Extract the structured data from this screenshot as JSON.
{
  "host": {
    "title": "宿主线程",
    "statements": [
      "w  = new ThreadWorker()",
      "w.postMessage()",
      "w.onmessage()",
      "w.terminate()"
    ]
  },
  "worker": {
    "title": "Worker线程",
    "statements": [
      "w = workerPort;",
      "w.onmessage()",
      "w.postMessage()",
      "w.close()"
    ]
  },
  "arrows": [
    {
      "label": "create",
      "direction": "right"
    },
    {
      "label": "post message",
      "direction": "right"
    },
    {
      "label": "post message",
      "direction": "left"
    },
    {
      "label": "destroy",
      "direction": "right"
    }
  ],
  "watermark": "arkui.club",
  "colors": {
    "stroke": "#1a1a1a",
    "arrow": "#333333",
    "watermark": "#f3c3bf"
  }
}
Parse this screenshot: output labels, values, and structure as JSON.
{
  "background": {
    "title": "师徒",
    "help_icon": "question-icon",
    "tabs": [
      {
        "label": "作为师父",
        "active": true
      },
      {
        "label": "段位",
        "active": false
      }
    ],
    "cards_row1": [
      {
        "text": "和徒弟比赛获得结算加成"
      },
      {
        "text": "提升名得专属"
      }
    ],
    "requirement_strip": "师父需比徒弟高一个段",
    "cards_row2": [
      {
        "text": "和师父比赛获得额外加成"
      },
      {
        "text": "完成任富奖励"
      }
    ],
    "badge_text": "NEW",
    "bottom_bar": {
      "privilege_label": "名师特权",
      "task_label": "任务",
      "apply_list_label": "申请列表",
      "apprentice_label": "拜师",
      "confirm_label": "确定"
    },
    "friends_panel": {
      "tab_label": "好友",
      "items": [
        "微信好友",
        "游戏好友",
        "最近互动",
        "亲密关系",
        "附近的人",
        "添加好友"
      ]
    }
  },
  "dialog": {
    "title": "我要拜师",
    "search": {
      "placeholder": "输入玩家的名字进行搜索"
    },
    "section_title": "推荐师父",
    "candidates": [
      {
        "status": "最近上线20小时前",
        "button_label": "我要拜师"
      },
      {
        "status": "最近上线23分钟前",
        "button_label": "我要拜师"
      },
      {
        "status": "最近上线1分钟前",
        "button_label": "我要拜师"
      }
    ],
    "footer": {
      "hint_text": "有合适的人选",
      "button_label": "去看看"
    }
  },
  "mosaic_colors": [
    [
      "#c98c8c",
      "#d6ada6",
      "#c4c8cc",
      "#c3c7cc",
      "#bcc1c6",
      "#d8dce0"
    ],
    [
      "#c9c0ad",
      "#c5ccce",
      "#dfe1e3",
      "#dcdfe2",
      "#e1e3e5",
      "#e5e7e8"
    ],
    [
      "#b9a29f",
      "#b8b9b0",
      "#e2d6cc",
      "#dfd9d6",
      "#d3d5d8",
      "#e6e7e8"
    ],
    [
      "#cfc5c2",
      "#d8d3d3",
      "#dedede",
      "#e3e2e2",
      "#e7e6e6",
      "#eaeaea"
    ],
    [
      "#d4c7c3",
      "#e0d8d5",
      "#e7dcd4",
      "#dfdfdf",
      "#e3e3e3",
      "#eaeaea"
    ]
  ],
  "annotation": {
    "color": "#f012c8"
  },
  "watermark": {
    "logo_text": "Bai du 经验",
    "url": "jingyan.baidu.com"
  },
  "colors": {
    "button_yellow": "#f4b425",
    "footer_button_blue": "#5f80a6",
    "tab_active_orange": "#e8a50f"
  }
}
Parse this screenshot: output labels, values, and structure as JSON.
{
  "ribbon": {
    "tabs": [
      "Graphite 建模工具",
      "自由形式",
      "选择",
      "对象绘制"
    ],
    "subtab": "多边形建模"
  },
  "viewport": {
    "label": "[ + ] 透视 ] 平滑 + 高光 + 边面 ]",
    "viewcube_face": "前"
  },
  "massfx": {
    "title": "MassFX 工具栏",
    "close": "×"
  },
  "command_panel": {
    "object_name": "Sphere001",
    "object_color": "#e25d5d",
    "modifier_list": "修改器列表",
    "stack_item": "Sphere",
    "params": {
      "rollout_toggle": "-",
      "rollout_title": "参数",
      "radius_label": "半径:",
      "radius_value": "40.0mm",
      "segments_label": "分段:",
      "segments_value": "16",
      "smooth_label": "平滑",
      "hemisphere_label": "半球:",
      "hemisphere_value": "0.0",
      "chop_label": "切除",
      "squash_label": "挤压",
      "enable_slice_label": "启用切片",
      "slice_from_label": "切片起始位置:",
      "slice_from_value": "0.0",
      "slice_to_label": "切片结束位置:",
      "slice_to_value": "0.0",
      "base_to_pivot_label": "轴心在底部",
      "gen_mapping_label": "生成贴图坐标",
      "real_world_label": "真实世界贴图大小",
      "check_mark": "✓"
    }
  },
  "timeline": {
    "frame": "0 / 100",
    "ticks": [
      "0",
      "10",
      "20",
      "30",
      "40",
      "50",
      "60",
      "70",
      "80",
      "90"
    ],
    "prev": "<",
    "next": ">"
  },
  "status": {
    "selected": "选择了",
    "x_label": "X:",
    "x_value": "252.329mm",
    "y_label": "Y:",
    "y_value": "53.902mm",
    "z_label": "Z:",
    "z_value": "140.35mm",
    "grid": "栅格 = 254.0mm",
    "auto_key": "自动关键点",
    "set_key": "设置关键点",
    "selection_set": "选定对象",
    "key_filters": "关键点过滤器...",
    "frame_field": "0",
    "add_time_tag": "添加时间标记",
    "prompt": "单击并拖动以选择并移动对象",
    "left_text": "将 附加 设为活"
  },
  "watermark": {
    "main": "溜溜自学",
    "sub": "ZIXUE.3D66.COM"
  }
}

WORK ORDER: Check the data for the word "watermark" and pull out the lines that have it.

RESPONSE TO THIS TASK:
  "watermark": "arkui.club",
    "watermark": "#f3c3bf"
  "watermark": {
  "watermark": {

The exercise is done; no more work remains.